What to work on =>
Using the data below, copy each line that includes the word "warning".

========

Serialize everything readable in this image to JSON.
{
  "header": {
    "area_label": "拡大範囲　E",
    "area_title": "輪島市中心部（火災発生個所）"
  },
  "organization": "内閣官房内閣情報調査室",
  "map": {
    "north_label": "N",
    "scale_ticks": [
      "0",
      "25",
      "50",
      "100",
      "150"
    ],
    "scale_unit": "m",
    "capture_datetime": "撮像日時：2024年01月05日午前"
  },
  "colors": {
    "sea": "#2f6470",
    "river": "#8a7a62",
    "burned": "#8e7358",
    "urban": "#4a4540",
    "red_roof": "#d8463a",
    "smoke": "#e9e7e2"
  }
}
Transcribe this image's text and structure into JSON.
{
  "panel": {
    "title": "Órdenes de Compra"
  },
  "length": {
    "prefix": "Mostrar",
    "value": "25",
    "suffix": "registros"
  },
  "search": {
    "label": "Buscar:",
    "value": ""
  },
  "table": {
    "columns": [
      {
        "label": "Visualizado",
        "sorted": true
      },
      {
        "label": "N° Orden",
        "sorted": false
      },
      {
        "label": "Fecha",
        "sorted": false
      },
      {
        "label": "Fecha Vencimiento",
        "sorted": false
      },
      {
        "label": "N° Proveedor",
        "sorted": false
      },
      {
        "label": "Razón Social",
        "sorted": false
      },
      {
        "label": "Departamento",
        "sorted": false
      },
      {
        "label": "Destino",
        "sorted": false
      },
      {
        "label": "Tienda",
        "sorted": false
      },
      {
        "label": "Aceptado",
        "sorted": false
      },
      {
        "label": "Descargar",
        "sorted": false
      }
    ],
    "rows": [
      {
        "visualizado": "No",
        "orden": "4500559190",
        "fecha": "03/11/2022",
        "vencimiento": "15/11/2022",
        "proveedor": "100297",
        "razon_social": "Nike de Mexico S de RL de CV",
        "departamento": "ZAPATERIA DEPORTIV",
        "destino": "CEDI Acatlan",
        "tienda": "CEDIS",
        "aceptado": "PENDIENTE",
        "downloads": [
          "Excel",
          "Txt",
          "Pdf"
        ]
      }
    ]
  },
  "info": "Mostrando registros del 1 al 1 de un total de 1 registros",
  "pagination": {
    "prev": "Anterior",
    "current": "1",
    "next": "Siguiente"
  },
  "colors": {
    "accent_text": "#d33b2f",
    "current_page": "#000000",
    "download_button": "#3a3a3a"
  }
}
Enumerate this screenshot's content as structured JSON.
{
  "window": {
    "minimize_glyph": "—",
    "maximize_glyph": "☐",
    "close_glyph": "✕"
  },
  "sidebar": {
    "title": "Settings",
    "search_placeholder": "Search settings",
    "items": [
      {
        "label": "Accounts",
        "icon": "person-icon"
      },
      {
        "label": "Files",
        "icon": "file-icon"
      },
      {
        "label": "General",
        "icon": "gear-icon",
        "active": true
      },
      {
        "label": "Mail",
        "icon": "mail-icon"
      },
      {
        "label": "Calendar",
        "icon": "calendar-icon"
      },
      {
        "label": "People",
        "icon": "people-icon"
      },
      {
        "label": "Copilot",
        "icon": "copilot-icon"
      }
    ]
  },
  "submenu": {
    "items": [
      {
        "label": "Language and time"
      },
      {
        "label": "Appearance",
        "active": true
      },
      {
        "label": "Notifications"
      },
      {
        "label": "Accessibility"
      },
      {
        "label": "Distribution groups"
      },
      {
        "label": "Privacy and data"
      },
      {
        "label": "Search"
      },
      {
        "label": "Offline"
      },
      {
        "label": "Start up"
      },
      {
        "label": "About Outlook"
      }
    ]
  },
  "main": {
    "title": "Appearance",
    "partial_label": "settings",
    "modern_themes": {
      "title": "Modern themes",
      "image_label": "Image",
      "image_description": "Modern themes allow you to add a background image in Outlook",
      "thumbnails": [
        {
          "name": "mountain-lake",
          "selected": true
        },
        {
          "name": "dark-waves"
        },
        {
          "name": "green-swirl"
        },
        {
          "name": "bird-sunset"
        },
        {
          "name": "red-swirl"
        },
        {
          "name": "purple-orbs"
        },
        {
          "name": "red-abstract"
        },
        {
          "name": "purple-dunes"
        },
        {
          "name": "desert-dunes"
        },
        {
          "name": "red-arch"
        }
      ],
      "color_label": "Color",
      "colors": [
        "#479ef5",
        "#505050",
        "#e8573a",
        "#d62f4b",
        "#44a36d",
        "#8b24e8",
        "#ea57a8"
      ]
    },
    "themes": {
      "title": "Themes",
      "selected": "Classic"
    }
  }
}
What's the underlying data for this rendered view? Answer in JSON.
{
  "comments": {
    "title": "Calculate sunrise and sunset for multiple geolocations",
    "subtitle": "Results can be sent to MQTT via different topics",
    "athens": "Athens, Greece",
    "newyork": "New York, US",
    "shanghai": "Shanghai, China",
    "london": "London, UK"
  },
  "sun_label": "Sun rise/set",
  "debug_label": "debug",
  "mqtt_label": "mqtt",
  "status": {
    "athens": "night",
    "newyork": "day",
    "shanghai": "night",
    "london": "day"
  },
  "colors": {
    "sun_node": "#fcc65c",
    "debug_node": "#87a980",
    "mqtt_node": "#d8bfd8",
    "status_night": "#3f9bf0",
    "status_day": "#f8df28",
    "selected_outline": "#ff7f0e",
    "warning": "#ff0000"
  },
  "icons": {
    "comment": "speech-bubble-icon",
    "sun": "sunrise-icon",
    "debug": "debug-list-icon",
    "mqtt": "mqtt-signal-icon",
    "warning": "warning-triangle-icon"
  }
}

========

Task output =>
    "warning": "#ff0000"
    "warning": "warning-triangle-icon"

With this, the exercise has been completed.